All we are saying, or at least what Robert Stacy McCain is saying, is give atavistic xenophobia a chance:
Except for straight, white, Protestant males, the only path to authentic identity under the multicultural regime is to separate yourself from the mainstream and strike a pose of alienated grievance. You’re only an authentic woman if you’re a militant feminist, and you’re only an authentic Latino if you’re marching with MALDEF.
Because such a posture only makes sense in the context of oppression and victimhood, everybody walks around with their insensitivity-detectors set to “stun,” prepared to blast anyone suspected of less-than-perfect tolerance. If it weren’t for racism, sexism and homophobia, the identity-politics lobbies wouldn’t have a fundraising raison d’etre, so they have a vested interest in magnifying every grievance.
“Tolerance,” incidentally, used to mean the ability to stand pain (from the Latin tolerare, to endure), or the range of acceptable deviation in a piece being machined. Its least-useful connotation, though, is not in this particular realm, but where it’s buckled behind the quantity “zero,” invariably found attached to an institution that honors buzzwords over brains.
This is, incidentally, not to deny the existence of actual grievances; were every last one of them immediately resolved, however, a lot of people would be out of work.
This mau-mau attitude actually causes more problems than it solves. The activist types who acquire money and influence by exaggerating evidence of “oppression” don’t really give a damn about the people they claim to represent. CAIR isn’t about the average Muslim any more than the National Council of Churches is about the average Methodist or the AFL-CIO is about the average blue-collar worker. The identity-politics professionals are merely exploiting the collective groups they claim to represent.
Not to mention the fact that anyone who tried to speak for the Syrian-Lebanese/Mexican/Scots-Irish likes of me would have to be wearing more hats than Bartholomew Cubbins.

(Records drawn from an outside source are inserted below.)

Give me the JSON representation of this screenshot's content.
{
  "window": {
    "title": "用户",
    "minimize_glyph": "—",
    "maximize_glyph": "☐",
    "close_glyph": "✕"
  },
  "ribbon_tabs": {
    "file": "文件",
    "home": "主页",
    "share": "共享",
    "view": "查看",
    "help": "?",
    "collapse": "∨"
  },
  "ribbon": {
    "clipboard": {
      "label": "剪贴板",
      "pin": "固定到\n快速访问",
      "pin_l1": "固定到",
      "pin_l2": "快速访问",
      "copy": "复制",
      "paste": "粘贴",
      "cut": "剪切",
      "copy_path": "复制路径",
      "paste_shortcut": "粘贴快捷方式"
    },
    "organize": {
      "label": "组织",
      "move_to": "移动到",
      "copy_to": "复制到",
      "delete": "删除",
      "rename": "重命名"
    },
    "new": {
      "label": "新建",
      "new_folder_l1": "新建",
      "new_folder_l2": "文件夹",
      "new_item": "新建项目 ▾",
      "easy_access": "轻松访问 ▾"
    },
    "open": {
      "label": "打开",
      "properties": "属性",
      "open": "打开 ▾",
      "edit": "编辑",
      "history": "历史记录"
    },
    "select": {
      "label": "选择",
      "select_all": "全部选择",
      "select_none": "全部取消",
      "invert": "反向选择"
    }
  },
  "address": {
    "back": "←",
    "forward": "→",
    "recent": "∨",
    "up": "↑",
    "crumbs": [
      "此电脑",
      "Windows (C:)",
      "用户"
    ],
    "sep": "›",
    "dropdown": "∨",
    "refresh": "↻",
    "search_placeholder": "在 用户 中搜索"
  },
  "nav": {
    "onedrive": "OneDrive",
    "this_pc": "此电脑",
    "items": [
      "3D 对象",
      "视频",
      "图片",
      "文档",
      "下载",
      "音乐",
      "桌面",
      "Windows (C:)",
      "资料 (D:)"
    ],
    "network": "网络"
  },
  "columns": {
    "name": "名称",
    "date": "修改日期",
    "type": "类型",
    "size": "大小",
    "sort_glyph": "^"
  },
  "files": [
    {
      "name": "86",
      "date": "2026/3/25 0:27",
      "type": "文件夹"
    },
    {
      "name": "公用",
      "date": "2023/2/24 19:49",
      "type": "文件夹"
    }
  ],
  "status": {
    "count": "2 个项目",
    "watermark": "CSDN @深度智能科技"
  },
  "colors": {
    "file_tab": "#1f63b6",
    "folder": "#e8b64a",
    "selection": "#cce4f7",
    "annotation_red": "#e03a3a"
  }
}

And speaking of hats, a tip of the nearest one to Tom Wolfe, for putting “mau-mau” into the vernacular.